Extraterritoriality

The Court dismissed most of the Trustee’s few remaining claims on the basis that they were barred by the presumption against extraterritoriality—a canon of statutory construction which dictates that, absent legislative intent (which can be expressed explicitly or implicitly), U.S. law does not apply to conduct occurring outside the United States. In so doing, the Court applied Judge Rakoff’s previous ruling that the Bankruptcy Code’s avoidance and recovery provisions are not applicable to “foreign” transfers.

The Trustee argued that the Court should review a series of nineteen factors associated with each transaction in order to determine whether it was foreign or domestic. These included choice of law provisions in contracts, the knowledge or intentions of the Subsequent Transferees regarding the ultimate destination of their funds, and the availability of personal jurisdiction over the Subsequent Transferees in the United States. The defendants countered that only the place of organization of the transferee and transferor should be considered.

Judge Bernstein dismissed many of the Trustee’s factors as “patently irrelevant” to the location of the transfers, holding that there were “only four possibly relevant facts to consider in determining whether the Trustee has rebutted the presumption against extraterritoriality: (i) the location of the account from which the transfer was made, (ii) the location of the account to which the transfer was made, (iii) the location or residence of the subsequent transferor and (iv) the location or residence of the Subsequent Transferee”. A transfer by a U.S. resident from a U.S. bank account, for example, would be deemed a domestic transfer even if made to a foreign account. A transfer from a foreign resident using a foreign bank account to another foreign resident using a foreign bank account, on the other hand (even if made through a correspondent account in the United States, as decided by Judge Rakoff), would be foreign.

As a result of this holding, if the Trustee failed to allege one of these four “relevant facts” with respect to any given claim, that transfer would be deemed foreign, and therefore the Trustee’s attempt to recover it would be dismissed. Judge Bernstein addressed each of the claims in turn to determine whether the Trustee had made the requisite allegations. In most cases, he found that the Trustee had failed to do so, and dismissed the claims with prejudice. However, in a small number of cases, he held that further factual development would be necessary, and that dismissal was therefore not appropriate (for example, because it was not clear on the record whether an account in question was a correspondent account or a standard account).

Conclusion

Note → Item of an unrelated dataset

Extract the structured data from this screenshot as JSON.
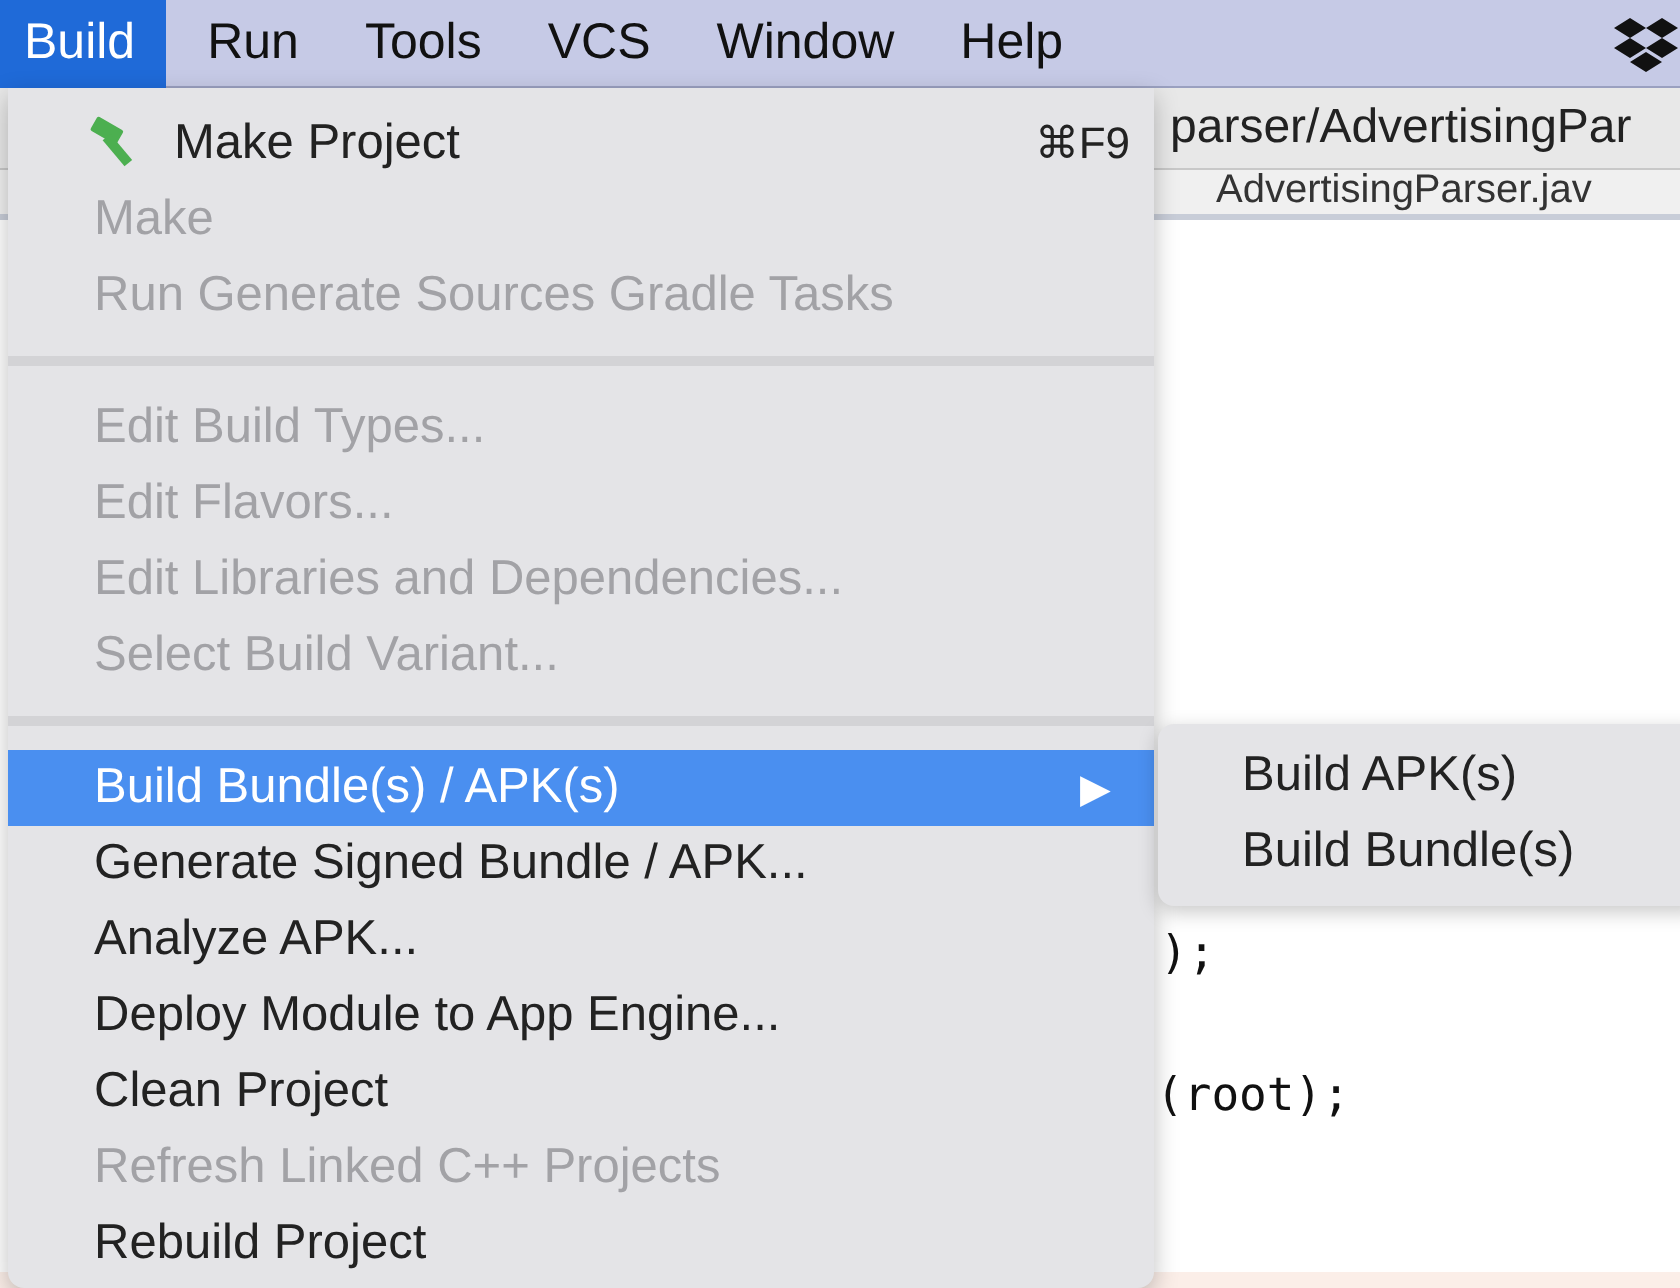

While the Trustee is sure to appeal the Bankruptcy Court’s decision the decision nevertheless provides important guidance as to how U.S. courts will analyze attempts to claw back transfers made outside of the United States.

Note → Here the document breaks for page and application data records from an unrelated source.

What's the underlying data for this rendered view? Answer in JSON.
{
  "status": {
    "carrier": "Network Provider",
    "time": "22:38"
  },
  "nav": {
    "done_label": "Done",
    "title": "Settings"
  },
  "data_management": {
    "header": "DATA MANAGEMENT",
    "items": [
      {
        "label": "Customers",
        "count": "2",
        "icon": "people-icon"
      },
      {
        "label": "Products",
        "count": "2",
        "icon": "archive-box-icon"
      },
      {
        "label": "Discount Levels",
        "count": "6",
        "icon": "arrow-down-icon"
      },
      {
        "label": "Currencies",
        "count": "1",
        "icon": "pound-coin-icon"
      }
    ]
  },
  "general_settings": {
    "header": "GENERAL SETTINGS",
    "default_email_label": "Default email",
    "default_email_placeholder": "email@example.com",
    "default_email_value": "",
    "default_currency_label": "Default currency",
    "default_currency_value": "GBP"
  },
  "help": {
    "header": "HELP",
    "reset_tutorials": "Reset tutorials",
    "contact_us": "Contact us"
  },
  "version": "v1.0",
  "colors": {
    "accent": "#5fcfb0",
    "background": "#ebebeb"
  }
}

As a threshold matter, non-U.S. entities considering a Chapter 11 filing should understand that their ability to claw back prebankruptcy transfers—whether under preference, fraudulent conveyance, or subsequent transferee theories—may now be limited by the Court’s extraterritoriality analysis.

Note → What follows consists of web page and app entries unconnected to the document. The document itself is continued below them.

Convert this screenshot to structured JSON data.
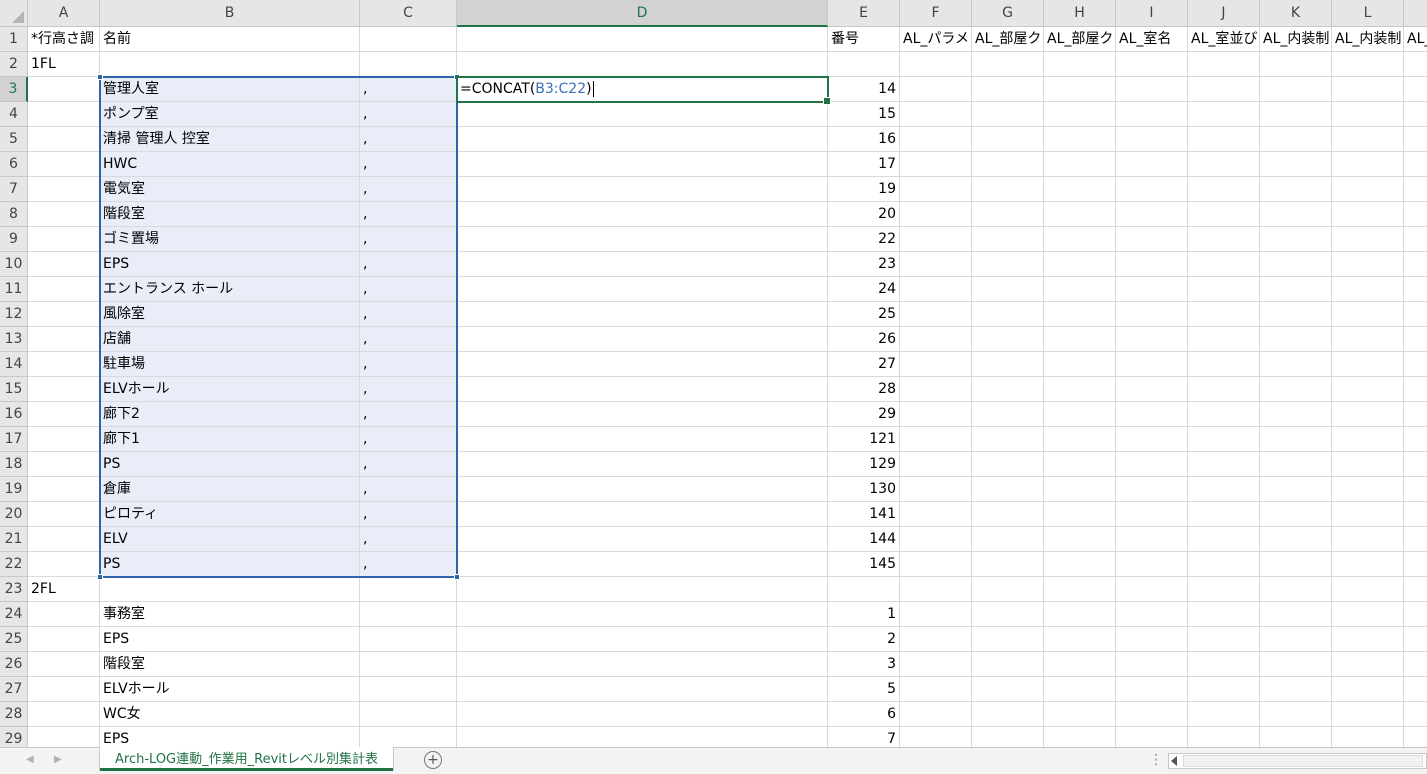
{
  "sheet": {
    "column_headers": [
      "A",
      "B",
      "C",
      "D",
      "E",
      "F",
      "G",
      "H",
      "I",
      "J",
      "K",
      "L"
    ],
    "active_column": "D",
    "active_row": 3,
    "formula": {
      "prefix": "=CONCAT(",
      "ref": "B3:C22",
      "suffix": ")"
    },
    "header_row": {
      "A": "*行高さ調",
      "B": "名前",
      "E": "番号",
      "F": "AL_パラメ",
      "G": "AL_部屋ク",
      "H": "AL_部屋ク",
      "I": "AL_室名",
      "J": "AL_室並び",
      "K": "AL_内装制",
      "L": "AL_内装制",
      "M": "AL_"
    },
    "rows": [
      {
        "n": "2",
        "a": "1FL",
        "b": "",
        "c": "",
        "e": ""
      },
      {
        "n": "3",
        "a": "",
        "b": "管理人室",
        "c": ",",
        "e": "14"
      },
      {
        "n": "4",
        "a": "",
        "b": "ポンプ室",
        "c": ",",
        "e": "15"
      },
      {
        "n": "5",
        "a": "",
        "b": "清掃 管理人 控室",
        "c": ",",
        "e": "16"
      },
      {
        "n": "6",
        "a": "",
        "b": "HWC",
        "c": ",",
        "e": "17"
      },
      {
        "n": "7",
        "a": "",
        "b": "電気室",
        "c": ",",
        "e": "19"
      },
      {
        "n": "8",
        "a": "",
        "b": "階段室",
        "c": ",",
        "e": "20"
      },
      {
        "n": "9",
        "a": "",
        "b": "ゴミ置場",
        "c": ",",
        "e": "22"
      },
      {
        "n": "10",
        "a": "",
        "b": "EPS",
        "c": ",",
        "e": "23"
      },
      {
        "n": "11",
        "a": "",
        "b": "エントランス ホール",
        "c": ",",
        "e": "24"
      },
      {
        "n": "12",
        "a": "",
        "b": "風除室",
        "c": ",",
        "e": "25"
      },
      {
        "n": "13",
        "a": "",
        "b": "店舗",
        "c": ",",
        "e": "26"
      },
      {
        "n": "14",
        "a": "",
        "b": "駐車場",
        "c": ",",
        "e": "27"
      },
      {
        "n": "15",
        "a": "",
        "b": "ELVホール",
        "c": ",",
        "e": "28"
      },
      {
        "n": "16",
        "a": "",
        "b": "廊下2",
        "c": ",",
        "e": "29"
      },
      {
        "n": "17",
        "a": "",
        "b": "廊下1",
        "c": ",",
        "e": "121"
      },
      {
        "n": "18",
        "a": "",
        "b": "PS",
        "c": ",",
        "e": "129"
      },
      {
        "n": "19",
        "a": "",
        "b": "倉庫",
        "c": ",",
        "e": "130"
      },
      {
        "n": "20",
        "a": "",
        "b": "ピロティ",
        "c": ",",
        "e": "141"
      },
      {
        "n": "21",
        "a": "",
        "b": "ELV",
        "c": ",",
        "e": "144"
      },
      {
        "n": "22",
        "a": "",
        "b": "PS",
        "c": ",",
        "e": "145"
      },
      {
        "n": "23",
        "a": "2FL",
        "b": "",
        "c": "",
        "e": ""
      },
      {
        "n": "24",
        "a": "",
        "b": "事務室",
        "c": "",
        "e": "1"
      },
      {
        "n": "25",
        "a": "",
        "b": "EPS",
        "c": "",
        "e": "2"
      },
      {
        "n": "26",
        "a": "",
        "b": "階段室",
        "c": "",
        "e": "3"
      },
      {
        "n": "27",
        "a": "",
        "b": "ELVホール",
        "c": "",
        "e": "5"
      },
      {
        "n": "28",
        "a": "",
        "b": "WC女",
        "c": "",
        "e": "6"
      },
      {
        "n": "29",
        "a": "",
        "b": "EPS",
        "c": "",
        "e": "7"
      }
    ]
  },
  "tabs": {
    "active_sheet": "Arch-LOG連動_作業用_Revitレベル別集計表"
  },
  "icons": [
    "select-all-triangle-icon",
    "prev-sheet-icon",
    "next-sheet-icon",
    "add-sheet-icon",
    "scroll-left-icon"
  ],
  "colors": {
    "accent_green": "#217346",
    "range_blue": "#2e64a8",
    "range_fill": "#e8edf7"
  }
}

On the other hand, defendants from whom the debtor seeks to claw back foreign transfers will be able to rely on this decision to argue that such claims must fail as a matter of law.

Time will tell whether the Court’s standard for what constitutes a “foreign,” as opposed to a “domestic,” transfer will be accepted by other courts.